### EXERCISE INSTRUCTIONS
Go through the entries below. Copy out every line that contains "arguments".

### INFORMATION SHOWN
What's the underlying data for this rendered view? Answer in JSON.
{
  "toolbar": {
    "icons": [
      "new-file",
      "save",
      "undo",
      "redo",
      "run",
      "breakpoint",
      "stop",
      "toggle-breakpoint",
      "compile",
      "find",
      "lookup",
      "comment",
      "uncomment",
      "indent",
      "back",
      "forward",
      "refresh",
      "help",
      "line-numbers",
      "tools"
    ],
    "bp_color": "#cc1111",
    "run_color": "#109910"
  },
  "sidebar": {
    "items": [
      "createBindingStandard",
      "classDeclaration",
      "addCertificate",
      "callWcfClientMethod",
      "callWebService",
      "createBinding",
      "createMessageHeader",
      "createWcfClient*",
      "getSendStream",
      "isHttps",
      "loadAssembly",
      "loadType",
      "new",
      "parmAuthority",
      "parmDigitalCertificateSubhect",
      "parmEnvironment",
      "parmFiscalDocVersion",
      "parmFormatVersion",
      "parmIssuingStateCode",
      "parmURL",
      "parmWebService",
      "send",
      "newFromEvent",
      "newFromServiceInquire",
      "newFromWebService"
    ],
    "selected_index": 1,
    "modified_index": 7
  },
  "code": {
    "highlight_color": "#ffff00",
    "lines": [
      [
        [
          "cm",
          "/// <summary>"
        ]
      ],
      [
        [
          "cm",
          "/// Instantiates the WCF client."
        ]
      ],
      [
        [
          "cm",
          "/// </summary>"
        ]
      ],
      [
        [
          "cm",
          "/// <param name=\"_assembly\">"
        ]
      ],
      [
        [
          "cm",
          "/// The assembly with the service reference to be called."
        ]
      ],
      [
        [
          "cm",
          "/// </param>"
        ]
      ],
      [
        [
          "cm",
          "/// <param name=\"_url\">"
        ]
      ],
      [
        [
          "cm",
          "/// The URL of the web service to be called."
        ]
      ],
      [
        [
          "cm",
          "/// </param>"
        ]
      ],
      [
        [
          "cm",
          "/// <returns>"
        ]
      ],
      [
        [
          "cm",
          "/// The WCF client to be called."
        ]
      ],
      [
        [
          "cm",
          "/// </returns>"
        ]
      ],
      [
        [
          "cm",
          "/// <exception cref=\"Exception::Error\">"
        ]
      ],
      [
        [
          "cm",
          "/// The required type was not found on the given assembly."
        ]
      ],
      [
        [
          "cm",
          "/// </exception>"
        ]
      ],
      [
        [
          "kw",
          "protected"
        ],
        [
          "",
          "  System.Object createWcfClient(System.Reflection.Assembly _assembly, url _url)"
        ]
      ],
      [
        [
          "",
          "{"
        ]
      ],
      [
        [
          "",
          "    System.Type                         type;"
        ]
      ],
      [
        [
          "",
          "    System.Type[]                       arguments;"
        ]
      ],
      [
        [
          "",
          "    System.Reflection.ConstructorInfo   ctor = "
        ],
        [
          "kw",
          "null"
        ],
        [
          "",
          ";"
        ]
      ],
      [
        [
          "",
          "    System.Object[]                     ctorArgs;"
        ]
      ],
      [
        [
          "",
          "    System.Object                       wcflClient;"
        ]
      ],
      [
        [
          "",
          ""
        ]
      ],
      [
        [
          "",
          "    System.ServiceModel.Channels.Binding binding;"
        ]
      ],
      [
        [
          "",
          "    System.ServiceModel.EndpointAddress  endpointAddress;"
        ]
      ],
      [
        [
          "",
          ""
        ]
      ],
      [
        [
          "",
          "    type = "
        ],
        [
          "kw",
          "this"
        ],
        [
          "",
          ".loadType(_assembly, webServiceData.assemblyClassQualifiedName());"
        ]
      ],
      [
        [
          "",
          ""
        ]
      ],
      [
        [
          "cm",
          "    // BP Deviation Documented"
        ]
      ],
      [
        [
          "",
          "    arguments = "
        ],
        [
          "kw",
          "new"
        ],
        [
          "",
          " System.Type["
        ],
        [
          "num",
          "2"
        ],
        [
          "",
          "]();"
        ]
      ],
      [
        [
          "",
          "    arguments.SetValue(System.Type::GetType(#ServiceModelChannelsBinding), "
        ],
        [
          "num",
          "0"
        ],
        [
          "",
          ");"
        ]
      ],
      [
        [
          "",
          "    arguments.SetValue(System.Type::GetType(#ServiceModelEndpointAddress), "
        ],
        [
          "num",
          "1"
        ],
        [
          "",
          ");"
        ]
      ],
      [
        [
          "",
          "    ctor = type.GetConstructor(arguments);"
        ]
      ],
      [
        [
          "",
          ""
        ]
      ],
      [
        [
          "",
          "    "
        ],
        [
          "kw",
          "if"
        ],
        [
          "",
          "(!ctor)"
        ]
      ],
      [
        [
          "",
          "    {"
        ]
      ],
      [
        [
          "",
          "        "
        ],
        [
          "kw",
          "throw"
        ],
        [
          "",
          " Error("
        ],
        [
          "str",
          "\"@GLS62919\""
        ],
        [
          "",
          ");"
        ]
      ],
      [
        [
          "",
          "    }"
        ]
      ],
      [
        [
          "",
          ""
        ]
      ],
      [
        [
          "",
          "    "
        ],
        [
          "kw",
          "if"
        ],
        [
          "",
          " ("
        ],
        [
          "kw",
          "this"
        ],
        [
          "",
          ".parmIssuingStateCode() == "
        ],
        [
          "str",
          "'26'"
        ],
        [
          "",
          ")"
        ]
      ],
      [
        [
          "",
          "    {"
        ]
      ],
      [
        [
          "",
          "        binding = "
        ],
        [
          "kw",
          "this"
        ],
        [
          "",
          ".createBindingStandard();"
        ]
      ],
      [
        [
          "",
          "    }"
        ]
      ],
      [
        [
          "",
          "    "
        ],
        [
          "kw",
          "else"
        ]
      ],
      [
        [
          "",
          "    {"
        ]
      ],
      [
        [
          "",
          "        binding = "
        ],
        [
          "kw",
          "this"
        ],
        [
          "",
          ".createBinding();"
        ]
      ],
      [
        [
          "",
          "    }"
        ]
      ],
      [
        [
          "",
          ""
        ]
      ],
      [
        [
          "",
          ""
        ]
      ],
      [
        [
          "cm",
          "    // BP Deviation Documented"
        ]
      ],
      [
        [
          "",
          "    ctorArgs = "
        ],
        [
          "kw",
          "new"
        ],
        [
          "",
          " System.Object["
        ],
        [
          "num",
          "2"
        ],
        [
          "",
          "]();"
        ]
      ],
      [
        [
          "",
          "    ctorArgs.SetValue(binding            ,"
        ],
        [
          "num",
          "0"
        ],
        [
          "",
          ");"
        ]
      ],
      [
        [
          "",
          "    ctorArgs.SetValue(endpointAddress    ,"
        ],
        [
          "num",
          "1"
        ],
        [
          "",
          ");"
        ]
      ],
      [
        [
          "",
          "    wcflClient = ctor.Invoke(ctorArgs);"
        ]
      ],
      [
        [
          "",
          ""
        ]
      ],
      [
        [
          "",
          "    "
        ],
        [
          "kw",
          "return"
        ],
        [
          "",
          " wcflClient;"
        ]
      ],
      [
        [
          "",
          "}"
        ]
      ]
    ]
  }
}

### YOUR SOLUTION
          "    System.Type[]                       arguments;"
          "    arguments = "
          "    arguments.SetValue(System.Type::GetType(#ServiceModelChannelsBinding), "
          "    arguments.SetValue(System.Type::GetType(#ServiceModelEndpointAddress), "
          "    ctor = type.GetConstructor(arguments);"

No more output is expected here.